Data records for software interfaces —
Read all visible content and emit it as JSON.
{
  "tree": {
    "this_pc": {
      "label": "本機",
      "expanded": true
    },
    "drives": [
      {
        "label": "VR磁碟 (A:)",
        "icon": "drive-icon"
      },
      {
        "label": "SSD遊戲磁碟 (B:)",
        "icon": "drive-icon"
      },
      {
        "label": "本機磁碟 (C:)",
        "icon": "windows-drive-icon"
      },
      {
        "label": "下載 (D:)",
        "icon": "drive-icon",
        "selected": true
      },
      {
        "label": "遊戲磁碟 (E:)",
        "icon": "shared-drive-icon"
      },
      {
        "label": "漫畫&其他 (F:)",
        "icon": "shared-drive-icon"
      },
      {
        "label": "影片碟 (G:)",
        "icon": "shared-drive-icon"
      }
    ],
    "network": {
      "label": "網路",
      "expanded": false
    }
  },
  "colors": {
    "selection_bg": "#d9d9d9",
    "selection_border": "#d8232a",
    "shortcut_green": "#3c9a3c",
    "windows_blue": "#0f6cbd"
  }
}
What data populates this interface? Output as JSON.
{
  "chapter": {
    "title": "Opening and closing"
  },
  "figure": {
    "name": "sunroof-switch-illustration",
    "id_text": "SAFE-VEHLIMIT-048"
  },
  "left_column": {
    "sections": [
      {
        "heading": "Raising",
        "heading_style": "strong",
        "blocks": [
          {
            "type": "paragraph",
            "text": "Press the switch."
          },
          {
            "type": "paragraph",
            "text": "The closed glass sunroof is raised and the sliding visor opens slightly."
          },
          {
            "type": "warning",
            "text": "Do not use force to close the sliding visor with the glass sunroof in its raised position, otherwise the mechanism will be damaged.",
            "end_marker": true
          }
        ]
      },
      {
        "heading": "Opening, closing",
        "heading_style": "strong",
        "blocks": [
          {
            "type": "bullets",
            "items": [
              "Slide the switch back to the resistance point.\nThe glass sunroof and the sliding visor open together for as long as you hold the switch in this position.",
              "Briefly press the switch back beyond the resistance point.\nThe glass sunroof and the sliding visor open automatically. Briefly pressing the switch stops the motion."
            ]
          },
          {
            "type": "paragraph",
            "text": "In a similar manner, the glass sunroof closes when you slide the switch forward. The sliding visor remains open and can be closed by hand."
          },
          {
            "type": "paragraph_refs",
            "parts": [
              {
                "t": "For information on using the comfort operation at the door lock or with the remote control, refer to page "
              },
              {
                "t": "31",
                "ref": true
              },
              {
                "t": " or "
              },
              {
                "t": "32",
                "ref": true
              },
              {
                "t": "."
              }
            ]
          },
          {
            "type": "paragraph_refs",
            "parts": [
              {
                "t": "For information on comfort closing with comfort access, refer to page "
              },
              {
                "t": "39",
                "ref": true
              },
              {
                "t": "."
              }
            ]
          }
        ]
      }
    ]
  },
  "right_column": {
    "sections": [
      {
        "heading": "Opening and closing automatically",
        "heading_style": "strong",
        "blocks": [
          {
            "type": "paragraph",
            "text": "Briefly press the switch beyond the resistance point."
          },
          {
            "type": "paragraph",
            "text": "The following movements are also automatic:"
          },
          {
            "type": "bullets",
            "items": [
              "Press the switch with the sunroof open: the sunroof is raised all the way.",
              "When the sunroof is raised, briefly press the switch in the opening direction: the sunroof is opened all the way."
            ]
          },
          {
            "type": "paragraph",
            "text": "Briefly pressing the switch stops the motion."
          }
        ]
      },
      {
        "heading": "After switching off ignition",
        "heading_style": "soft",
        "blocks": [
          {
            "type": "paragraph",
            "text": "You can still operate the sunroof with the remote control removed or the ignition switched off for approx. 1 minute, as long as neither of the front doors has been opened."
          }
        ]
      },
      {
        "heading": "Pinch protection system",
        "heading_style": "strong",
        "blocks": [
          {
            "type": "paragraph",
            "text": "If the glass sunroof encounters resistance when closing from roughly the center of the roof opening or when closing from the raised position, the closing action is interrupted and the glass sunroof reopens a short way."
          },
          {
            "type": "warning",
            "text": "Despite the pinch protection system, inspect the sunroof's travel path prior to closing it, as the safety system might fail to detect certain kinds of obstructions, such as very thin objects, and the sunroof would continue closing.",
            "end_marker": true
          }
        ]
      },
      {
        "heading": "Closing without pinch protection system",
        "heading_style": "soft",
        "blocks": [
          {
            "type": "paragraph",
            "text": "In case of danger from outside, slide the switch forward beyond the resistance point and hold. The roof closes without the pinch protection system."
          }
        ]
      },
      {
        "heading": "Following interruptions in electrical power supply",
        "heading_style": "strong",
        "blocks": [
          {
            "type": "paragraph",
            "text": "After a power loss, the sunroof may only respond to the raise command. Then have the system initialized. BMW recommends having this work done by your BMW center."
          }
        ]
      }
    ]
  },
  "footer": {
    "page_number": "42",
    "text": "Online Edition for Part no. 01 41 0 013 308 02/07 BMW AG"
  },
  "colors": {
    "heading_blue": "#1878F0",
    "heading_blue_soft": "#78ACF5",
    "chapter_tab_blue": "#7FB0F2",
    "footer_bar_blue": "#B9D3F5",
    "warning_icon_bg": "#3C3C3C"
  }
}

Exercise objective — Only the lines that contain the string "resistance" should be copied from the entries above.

Your response —
              "Slide the switch back to the resistance point.\nThe glass sunroof and the sliding visor open together for as long as you hold the switch in this position.",
              "Briefly press the switch back beyond the resistance point.\nThe glass sunroof and the sliding visor open automatically. Briefly pressing the switch stops the motion."
            "text": "Briefly press the switch beyond the resistance point."
            "text": "If the glass sunroof encounters resistance when closing from roughly the center of the roof opening or when closing from the raised position, the closing action is interrupted and the glass sunroof reopens a short way."
            "text": "In case of danger from outside, slide the switch forward beyond the resistance point and hold. The roof closes without the pinch protection system."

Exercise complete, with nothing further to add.